_TASK PROMPT_. Work out how many lines in the data below include "ликвидности", then reply with that number only.

<<<<

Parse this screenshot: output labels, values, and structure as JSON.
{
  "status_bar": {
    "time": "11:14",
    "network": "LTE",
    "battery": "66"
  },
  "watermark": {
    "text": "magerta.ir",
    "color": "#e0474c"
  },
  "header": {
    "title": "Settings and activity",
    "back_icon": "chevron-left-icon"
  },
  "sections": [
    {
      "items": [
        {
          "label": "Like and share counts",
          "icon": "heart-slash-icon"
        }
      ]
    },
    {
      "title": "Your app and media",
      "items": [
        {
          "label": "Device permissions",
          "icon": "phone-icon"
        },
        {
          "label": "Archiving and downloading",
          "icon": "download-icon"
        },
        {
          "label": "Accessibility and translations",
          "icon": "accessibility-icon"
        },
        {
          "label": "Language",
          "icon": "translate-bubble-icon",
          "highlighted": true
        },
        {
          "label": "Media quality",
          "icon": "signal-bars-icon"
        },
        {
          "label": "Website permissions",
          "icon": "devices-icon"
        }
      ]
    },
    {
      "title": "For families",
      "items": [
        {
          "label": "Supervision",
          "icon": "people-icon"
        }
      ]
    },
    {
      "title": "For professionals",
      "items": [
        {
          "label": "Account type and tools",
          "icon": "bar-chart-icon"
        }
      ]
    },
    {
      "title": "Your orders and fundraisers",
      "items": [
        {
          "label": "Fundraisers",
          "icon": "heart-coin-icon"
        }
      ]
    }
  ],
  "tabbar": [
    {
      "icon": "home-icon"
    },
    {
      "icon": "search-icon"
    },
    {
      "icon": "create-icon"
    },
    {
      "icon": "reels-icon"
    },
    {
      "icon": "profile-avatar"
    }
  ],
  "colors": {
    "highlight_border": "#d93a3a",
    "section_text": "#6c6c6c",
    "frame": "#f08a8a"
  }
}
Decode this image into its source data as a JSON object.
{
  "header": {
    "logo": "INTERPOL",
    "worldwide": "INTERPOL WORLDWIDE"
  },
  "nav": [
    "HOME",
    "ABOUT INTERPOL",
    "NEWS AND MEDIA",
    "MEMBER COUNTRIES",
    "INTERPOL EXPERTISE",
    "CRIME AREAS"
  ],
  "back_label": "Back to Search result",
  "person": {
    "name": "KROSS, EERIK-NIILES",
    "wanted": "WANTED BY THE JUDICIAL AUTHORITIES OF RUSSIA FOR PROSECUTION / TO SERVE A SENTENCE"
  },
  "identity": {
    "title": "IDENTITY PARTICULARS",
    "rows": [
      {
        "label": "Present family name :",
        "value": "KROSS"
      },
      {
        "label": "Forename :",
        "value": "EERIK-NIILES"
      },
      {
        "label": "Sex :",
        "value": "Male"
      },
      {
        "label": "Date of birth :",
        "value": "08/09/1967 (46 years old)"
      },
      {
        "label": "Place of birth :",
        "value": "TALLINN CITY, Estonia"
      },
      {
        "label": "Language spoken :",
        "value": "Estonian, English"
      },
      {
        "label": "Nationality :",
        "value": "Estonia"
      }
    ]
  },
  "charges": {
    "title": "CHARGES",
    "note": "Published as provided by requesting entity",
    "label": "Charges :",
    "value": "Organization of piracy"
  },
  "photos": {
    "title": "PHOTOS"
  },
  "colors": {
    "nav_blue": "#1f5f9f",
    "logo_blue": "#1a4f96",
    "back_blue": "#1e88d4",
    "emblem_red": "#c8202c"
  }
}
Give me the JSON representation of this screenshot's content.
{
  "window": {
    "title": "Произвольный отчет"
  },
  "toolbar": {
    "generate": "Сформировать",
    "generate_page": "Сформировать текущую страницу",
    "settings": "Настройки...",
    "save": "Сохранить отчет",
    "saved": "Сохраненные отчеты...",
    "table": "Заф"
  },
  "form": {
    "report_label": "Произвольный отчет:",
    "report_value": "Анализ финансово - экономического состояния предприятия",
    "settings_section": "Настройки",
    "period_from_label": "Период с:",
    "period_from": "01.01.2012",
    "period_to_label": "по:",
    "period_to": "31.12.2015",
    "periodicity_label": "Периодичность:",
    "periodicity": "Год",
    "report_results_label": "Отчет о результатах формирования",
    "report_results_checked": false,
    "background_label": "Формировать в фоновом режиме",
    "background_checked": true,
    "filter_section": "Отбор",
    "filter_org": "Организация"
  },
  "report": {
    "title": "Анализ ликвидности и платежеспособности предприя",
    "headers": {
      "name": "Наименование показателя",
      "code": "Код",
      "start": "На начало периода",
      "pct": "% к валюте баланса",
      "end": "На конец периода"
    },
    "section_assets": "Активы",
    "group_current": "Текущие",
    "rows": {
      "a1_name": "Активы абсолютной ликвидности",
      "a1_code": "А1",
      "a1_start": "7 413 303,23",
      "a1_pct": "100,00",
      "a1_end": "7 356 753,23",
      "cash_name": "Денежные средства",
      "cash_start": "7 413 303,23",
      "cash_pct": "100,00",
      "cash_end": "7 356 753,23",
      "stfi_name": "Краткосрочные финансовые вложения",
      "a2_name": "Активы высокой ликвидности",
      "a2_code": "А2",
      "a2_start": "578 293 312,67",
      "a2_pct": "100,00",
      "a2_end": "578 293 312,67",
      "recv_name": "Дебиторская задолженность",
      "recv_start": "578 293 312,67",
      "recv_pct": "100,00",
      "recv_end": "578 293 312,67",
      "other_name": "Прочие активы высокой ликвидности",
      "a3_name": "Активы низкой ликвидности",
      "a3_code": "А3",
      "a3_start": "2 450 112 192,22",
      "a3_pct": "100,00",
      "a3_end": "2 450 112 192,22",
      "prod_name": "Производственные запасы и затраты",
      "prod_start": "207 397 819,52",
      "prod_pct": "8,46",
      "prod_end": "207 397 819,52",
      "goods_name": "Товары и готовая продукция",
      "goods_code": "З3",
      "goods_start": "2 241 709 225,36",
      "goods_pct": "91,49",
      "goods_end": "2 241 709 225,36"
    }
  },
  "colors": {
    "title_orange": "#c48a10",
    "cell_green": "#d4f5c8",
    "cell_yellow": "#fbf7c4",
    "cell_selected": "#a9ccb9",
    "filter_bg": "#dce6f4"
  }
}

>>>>

_SOLUTION TO THIS TASK_. 5